Agri-business marches on, but our Farmer Frank’s favorite time of the year is when the squash bloom, because then he gets to go out into the field at first morning light, lie on his soil and watch the squash blossoms open. Think about that the next time you take a bite!

By: Steve Hansen, Sedona

Saturday, April 4, 2009

Lamb with Lentils and Chard

Here's a delicious crock pot recipe for your CSA lamb, carrots, lentils and chard. You can use lamb stew meat, or shoulder roast or chops cut into 1" cubes.

The recipe is adapted out of The Healthy Slow Cooker by Judith Finlayson. I cut it in half - the original recipe serves 10.

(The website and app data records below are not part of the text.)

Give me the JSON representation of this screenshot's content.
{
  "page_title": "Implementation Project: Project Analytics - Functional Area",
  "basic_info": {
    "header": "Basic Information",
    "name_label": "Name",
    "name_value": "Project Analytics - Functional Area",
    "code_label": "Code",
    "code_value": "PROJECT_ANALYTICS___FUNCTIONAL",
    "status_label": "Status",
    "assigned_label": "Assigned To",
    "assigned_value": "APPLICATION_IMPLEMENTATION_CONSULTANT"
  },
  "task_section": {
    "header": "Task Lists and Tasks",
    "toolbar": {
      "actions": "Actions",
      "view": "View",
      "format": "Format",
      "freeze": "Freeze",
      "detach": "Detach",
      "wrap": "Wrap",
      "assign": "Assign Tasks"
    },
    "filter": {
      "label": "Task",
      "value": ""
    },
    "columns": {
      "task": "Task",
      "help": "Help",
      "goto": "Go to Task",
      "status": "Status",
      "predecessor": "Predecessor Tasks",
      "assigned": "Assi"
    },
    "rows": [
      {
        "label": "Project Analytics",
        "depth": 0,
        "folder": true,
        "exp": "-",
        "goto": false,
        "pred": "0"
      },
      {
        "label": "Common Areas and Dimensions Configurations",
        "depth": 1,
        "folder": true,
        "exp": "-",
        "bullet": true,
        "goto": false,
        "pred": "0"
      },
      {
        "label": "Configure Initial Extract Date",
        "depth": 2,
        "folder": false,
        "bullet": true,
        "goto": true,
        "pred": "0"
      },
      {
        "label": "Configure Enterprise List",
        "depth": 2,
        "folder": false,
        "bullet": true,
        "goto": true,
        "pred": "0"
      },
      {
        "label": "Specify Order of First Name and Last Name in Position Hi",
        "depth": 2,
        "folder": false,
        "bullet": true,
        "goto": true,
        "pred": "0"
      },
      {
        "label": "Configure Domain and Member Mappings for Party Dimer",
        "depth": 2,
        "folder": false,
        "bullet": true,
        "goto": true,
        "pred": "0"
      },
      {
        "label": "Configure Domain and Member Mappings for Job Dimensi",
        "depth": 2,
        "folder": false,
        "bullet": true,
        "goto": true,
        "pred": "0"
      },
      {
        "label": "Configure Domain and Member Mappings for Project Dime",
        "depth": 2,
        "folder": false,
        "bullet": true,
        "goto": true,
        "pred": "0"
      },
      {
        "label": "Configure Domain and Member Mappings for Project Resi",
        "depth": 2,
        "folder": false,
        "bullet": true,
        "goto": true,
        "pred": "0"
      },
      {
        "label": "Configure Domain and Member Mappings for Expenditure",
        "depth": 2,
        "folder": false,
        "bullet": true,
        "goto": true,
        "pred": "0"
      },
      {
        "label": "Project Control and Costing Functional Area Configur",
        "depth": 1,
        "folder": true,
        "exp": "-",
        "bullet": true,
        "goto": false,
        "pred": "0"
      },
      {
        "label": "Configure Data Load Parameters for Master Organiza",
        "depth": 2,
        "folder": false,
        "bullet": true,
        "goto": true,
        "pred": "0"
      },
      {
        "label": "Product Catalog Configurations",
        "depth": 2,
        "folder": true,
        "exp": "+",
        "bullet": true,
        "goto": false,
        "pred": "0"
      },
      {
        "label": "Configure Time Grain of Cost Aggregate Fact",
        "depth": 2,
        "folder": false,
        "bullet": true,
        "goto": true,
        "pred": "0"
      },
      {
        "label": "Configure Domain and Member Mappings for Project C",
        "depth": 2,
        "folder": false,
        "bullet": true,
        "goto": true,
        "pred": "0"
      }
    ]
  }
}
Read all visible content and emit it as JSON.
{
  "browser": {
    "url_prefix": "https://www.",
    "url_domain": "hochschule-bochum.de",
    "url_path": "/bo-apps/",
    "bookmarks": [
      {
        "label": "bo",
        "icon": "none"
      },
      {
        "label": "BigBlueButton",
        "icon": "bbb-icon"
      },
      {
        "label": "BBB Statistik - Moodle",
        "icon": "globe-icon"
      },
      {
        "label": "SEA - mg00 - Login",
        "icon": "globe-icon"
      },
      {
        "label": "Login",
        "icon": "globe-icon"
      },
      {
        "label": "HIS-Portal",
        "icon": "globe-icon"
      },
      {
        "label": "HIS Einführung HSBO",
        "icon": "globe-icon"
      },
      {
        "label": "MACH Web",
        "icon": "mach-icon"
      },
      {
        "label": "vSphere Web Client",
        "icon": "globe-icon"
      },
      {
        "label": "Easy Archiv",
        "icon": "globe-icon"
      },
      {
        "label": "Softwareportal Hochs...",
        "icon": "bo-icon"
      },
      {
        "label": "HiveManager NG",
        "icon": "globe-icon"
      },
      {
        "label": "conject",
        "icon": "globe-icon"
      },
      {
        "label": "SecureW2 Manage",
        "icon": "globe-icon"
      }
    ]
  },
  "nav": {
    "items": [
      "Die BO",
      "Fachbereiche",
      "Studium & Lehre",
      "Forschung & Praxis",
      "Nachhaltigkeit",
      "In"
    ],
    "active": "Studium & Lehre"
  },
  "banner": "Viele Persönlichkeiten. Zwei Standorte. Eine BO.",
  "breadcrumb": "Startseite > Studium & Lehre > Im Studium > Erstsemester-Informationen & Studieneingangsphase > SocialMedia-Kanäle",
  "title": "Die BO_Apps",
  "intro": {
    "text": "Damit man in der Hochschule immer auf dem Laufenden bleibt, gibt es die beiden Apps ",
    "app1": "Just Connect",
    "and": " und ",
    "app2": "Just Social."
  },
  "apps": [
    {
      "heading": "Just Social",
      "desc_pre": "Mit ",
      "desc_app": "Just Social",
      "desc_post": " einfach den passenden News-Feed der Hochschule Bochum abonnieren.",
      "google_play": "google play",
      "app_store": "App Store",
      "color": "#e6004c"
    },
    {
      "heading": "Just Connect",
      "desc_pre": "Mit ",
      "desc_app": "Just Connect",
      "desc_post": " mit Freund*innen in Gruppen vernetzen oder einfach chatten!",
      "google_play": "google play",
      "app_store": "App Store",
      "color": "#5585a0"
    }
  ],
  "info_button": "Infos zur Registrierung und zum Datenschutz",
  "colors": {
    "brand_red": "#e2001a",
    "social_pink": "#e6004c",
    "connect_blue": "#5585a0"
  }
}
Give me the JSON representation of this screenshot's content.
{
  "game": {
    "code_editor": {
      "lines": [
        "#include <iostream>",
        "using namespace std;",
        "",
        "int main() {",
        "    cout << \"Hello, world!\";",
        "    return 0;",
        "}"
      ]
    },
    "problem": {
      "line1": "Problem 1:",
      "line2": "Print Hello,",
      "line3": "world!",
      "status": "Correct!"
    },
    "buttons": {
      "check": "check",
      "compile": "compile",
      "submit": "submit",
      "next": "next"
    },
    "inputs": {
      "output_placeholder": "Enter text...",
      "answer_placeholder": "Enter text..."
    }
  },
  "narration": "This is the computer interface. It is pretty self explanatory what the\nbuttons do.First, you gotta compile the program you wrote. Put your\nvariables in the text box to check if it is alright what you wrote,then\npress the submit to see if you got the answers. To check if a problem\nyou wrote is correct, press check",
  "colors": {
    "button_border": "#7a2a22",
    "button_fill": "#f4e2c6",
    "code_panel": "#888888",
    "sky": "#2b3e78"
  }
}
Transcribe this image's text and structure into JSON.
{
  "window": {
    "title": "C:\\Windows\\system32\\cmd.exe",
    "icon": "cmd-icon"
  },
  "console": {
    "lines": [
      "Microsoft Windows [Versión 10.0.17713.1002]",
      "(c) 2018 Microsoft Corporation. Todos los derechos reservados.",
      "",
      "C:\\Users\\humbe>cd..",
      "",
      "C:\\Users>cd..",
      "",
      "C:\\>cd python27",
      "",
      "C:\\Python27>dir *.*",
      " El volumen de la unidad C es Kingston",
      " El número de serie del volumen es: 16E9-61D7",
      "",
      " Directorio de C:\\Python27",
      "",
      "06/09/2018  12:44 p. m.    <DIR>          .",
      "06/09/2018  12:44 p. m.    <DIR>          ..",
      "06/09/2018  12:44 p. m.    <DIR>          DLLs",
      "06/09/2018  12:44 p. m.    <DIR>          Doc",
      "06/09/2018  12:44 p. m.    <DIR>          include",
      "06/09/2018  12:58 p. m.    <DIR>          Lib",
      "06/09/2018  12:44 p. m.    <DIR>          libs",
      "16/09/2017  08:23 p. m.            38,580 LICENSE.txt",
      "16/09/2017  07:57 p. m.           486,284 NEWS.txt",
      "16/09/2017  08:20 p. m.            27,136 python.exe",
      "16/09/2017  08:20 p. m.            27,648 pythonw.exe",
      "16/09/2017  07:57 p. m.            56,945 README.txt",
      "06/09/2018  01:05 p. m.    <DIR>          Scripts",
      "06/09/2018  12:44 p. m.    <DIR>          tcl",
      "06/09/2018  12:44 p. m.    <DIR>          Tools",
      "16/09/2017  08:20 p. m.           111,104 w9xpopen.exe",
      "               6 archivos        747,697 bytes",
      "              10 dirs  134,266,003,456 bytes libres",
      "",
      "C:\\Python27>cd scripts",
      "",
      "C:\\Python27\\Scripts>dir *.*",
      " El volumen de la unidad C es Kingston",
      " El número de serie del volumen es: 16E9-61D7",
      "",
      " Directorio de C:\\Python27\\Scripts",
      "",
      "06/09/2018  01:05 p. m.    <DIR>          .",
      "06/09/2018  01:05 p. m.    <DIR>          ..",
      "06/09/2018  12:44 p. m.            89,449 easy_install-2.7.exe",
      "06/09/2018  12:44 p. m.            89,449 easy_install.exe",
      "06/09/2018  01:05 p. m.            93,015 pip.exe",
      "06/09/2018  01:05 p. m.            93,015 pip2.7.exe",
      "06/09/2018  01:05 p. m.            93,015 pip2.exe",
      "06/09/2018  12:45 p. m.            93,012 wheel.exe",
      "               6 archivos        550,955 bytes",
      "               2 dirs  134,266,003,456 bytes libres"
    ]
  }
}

2-4 TBSP olive oil
1 pound trimmed lamb stew, 1" chunks
1 onion, finely chopped
4 carrots, peeled and sliced
2 stalks celery, sliced
2 cloves garlic, minced
1 tsp herbs de Provence (I used rosemary, thyme, oregano, basil)
1/2 tsp salt
1/4 tsp cracked black peppercorns
1 bay leaf
1 1/2 cups chicken or vegetable stock
16 oz can tomatoes, coarsely chopped, with juice
1 cup green or brown lentils, rinsed
4 cups Swiss chard, stemmed and chopped

Brown the lamb in a single layer in a hot skillet. Do this in 2-3 batches, adding oil as needed. Transfer the batches to the crock pot as they finish.

Cook the carrots, celery and onions in the skillet. Stir often and cook until the carrots start to soften (about 7 minutes). Add the garlic, herbs, salt and pepper to the other veggies, and stir for about a minute. Add the bay leaf, chicken broth and tomatoes and juice to the skillet and bring to a boil. Transfer to the crock pot. Add the lentils and stir.

Cook on low for 5-6 hours, until the lamb and lentils are tender. Add the chard in batches, stirring it in until it wilts, then adding more until it's all in the crock. Cover and cook on low for another 30 minutes or until the chard is tender.

Serve with crusty bread or on a bed of rice.

Local Hot Sauce

RisingHy Hot Sauce would like to invite everyone to check out the new web page at You can find great recipes using Huckin Hot and soon more sauces!

This Saturday in Flagstaff, starting at 11-3, will be a hot sauce tasting with great food items and special offers at Seasoned Kitchen downtown on San Fransisco street. Come on down and pick up Northern Arizona's first and only hot sauce, Risinghy's Huckin Hot.